Reprint all of the data below exactly as shown and skip every image.

Collected data entries:
▬▬▬

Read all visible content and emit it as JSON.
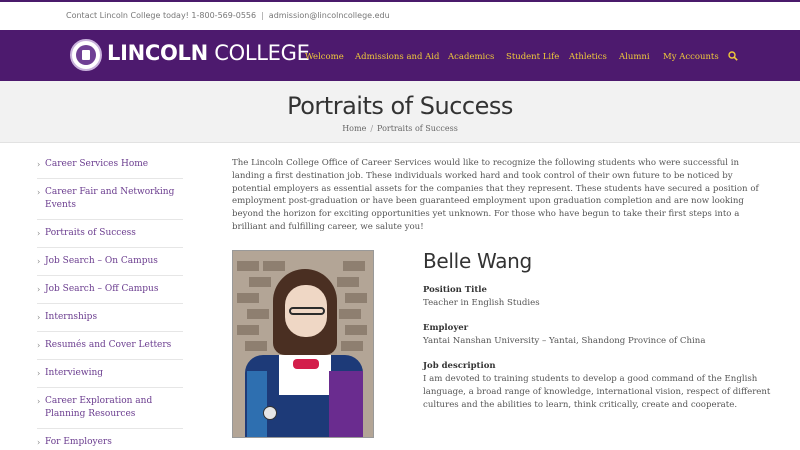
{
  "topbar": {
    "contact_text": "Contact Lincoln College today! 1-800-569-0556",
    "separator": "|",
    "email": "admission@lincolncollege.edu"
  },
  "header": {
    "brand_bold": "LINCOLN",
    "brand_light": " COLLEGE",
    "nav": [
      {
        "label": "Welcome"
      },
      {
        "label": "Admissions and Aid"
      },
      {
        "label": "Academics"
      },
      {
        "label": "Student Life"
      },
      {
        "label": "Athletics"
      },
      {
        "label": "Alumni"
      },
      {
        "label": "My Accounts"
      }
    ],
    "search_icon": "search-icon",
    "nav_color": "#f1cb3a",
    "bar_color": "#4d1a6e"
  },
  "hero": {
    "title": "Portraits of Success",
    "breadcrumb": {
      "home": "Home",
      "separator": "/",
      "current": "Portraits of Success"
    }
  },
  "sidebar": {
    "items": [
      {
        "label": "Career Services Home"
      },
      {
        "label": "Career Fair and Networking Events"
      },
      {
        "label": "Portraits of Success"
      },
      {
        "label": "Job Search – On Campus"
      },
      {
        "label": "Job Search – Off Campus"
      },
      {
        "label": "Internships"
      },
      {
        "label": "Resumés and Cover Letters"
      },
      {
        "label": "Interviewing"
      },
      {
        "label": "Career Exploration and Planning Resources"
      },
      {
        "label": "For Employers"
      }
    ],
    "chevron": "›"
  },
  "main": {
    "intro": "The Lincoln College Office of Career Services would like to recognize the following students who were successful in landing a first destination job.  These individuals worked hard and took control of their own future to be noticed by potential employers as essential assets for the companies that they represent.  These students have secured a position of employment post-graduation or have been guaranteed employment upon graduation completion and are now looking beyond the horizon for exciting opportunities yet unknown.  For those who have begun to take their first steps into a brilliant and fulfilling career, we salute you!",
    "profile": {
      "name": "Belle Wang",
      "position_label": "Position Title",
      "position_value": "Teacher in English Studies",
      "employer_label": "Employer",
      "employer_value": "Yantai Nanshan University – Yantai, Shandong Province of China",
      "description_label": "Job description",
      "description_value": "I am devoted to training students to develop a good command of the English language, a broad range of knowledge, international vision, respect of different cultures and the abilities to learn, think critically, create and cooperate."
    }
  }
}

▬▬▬

__RESPONSE TO THE TASK__
Read all visible content and emit it as JSON.
{
  "topbar": {
    "contact_text": "Contact Lincoln College today! 1-800-569-0556",
    "separator": "|",
    "email": "admission@lincolncollege.edu"
  },
  "header": {
    "brand_bold": "LINCOLN",
    "brand_light": " COLLEGE",
    "nav": [
      {
        "label": "Welcome"
      },
      {
        "label": "Admissions and Aid"
      },
      {
        "label": "Academics"
      },
      {
        "label": "Student Life"
      },
      {
        "label": "Athletics"
      },
      {
        "label": "Alumni"
      },
      {
        "label": "My Accounts"
      }
    ],
    "search_icon": "search-icon",
    "nav_color": "#f1cb3a",
    "bar_color": "#4d1a6e"
  },
  "hero": {
    "title": "Portraits of Success",
    "breadcrumb": {
      "home": "Home",
      "separator": "/",
      "current": "Portraits of Success"
    }
  },
  "sidebar": {
    "items": [
      {
        "label": "Career Services Home"
      },
      {
        "label": "Career Fair and Networking Events"
      },
      {
        "label": "Portraits of Success"
      },
      {
        "label": "Job Search – On Campus"
      },
      {
        "label": "Job Search – Off Campus"
      },
      {
        "label": "Internships"
      },
      {
        "label": "Resumés and Cover Letters"
      },
      {
        "label": "Interviewing"
      },
      {
        "label": "Career Exploration and Planning Resources"
      },
      {
        "label": "For Employers"
      }
    ],
    "chevron": "›"
  },
  "main": {
    "intro": "The Lincoln College Office of Career Services would like to recognize the following students who were successful in landing a first destination job.  These individuals worked hard and took control of their own future to be noticed by potential employers as essential assets for the companies that they represent.  These students have secured a position of employment post-graduation or have been guaranteed employment upon graduation completion and are now looking beyond the horizon for exciting opportunities yet unknown.  For those who have begun to take their first steps into a brilliant and fulfilling career, we salute you!",
    "profile": {
      "name": "Belle Wang",
      "position_label": "Position Title",
      "position_value": "Teacher in English Studies",
      "employer_label": "Employer",
      "employer_value": "Yantai Nanshan University – Yantai, Shandong Province of China",
      "description_label": "Job description",
      "description_value": "I am devoted to training students to develop a good command of the English language, a broad range of knowledge, international vision, respect of different cultures and the abilities to learn, think critically, create and cooperate."
    }
  }
}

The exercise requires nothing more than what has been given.